You could also use a transistor (or FET) in combination with the LED and use the 3V3 to enable/disable the transistor and still get the higher voltage to the LED.


#4

Thanks Brett and Ian,

The 3.3 volts does light the LED, but about 1/3 the brightness. It would be best if I can use the 5 volts to get a very bright LED. The transistor solution sounds interesting (kind of like a relay?). Any recommendations for a source?


#5

@ Ron5, BTW welcome to the community and Merry Christmas!

Read over the below discussion - specifically the schematic. You can replace “fan PWM” with 3V3 light pin and you’ll get 5V to your LED. Recommendations for source? Do you mean source for transistors or 5V? You can get 5V off the Panda. If you just need one or two transistors, go to Radio Shack and pick up one of the NPN assortment packs for about $3. The 2N2222 should do you just fine.

http://www.tinyclr.com/forum/1/5179/#/1/


#6

Thanks Ian, and Merry Christmas to you too!

Yes, a source for the transistor. We (in Canada) don’t have Radio Shacks any more, “The Source” replaced them but I’ll have a look there (same kind shop).


#7

If you’re in no hurry or if you are going to need more, then go to eBay and you can buy 200 for about the same price as 10 at one of those stores :slight_smile:


#8

Yes, I think I’ll order through eBay. At The Source, they had NPN and PNP transistors. I just wrote down 2N2222 so I didn’t know which to get (and customer service did not know either).

Do you always require a resister for the transistor signal (3.3v)? Are the amps coming off Panda too high for the transistor? Does the Panda control the amps that are piped through each pin or does it depend on the power source connected to the Panda (USB or AC/DC power supply)?

Thanks!


#9

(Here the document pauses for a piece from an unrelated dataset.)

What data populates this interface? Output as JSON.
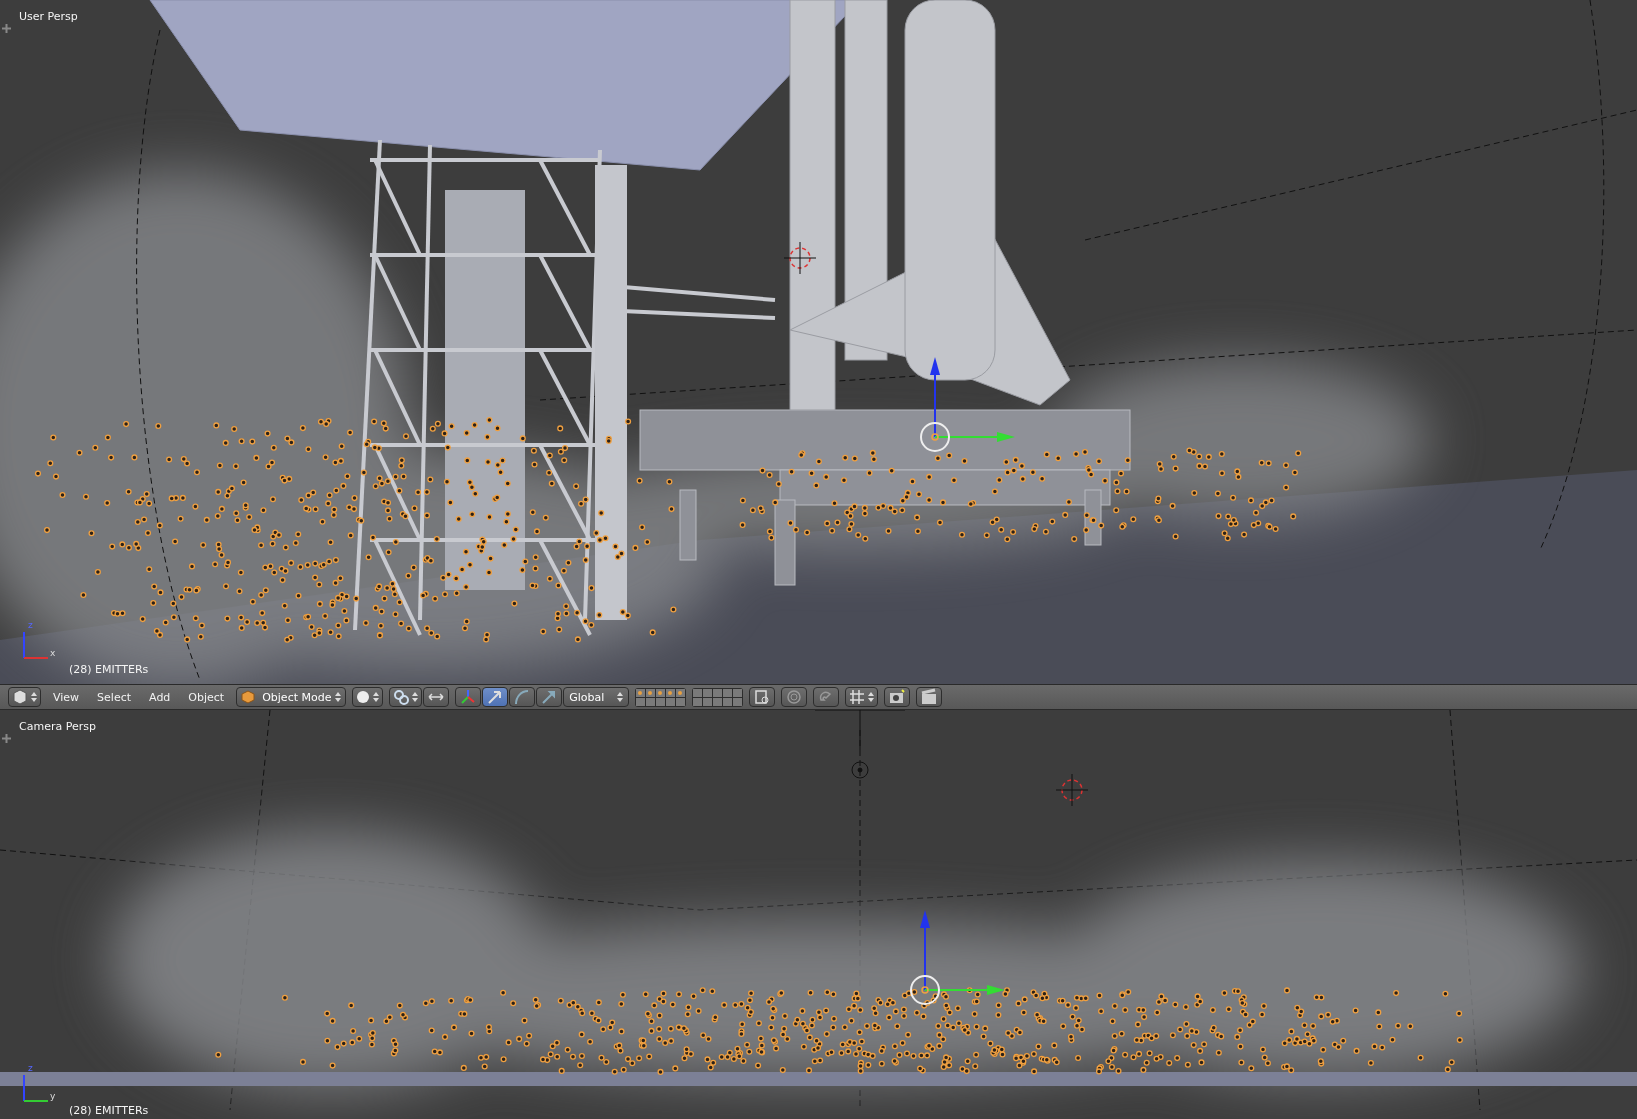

Ron, transistors require only a very small amount of current for their base signal. So, a resistor is required since there is nothing inside the Panda that is going to limit that current for you. Use resistors not only with transistors but in switches/buttons, LEDs, etc. - anything that can be harmed by too much current or could draw too much (short) current and harm the Panda.

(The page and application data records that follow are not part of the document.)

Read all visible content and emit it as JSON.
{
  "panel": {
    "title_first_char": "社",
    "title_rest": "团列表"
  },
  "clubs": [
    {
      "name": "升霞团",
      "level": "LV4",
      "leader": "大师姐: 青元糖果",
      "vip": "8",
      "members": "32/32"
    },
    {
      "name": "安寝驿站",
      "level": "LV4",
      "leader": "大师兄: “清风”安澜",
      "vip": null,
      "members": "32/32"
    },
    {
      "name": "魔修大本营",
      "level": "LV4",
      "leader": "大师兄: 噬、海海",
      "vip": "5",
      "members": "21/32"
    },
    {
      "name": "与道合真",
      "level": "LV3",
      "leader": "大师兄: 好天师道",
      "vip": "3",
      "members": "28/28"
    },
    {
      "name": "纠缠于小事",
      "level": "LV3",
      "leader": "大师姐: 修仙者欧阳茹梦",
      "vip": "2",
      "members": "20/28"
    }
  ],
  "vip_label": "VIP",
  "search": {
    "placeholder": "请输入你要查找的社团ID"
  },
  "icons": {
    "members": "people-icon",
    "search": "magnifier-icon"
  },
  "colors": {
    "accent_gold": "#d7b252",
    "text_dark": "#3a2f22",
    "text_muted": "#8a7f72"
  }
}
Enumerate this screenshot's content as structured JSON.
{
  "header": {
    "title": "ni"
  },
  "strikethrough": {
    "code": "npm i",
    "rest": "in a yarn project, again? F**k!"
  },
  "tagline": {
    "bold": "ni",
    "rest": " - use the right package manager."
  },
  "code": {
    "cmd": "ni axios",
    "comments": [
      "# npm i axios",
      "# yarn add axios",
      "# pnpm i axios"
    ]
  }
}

Merry Christmas!


#10

Thanks Ken,

I was able to get transistors and resistors locally.

I found this calculator online that helped me calculate what I needed.
http://wolfstone.halloweenhost.com/Lighting/litlec_LEDCalc.html#CalculatorForLEDsInSeries

Not sure if it matters if the resistor is before LED or after. It appears that it’s best to have the LED first (positive side) then the transistor.

Thanks!


#11

Ron - We (or at least I) need to see a bigger picture of that fish in your avatar photo. Good to see you balance your geek time with some quality outdoor recreation. Now if I could just get a FEZ board to tie some flies…


#12

If your intent is still to amplify the voltage to 5V then you will need a resistor and LED on the collector side (‘before’) of the transistor. Please review errol’s comments in the previous thread I referenced. If you put the LED on the other (emitter) side then you will only amplify the current and not the voltage. You could do that w/o the transistor simply by reducing the size of the resistor.


#13

Right on, thanks Ian!

Hi ransomhall,
The lakes are frozen over now, but here is a rainbow caught in Fountain Lake (near Lillooet, BC).


#14

That’s a beauty! I’m as envious of your lakes and rivers as I am your mountains.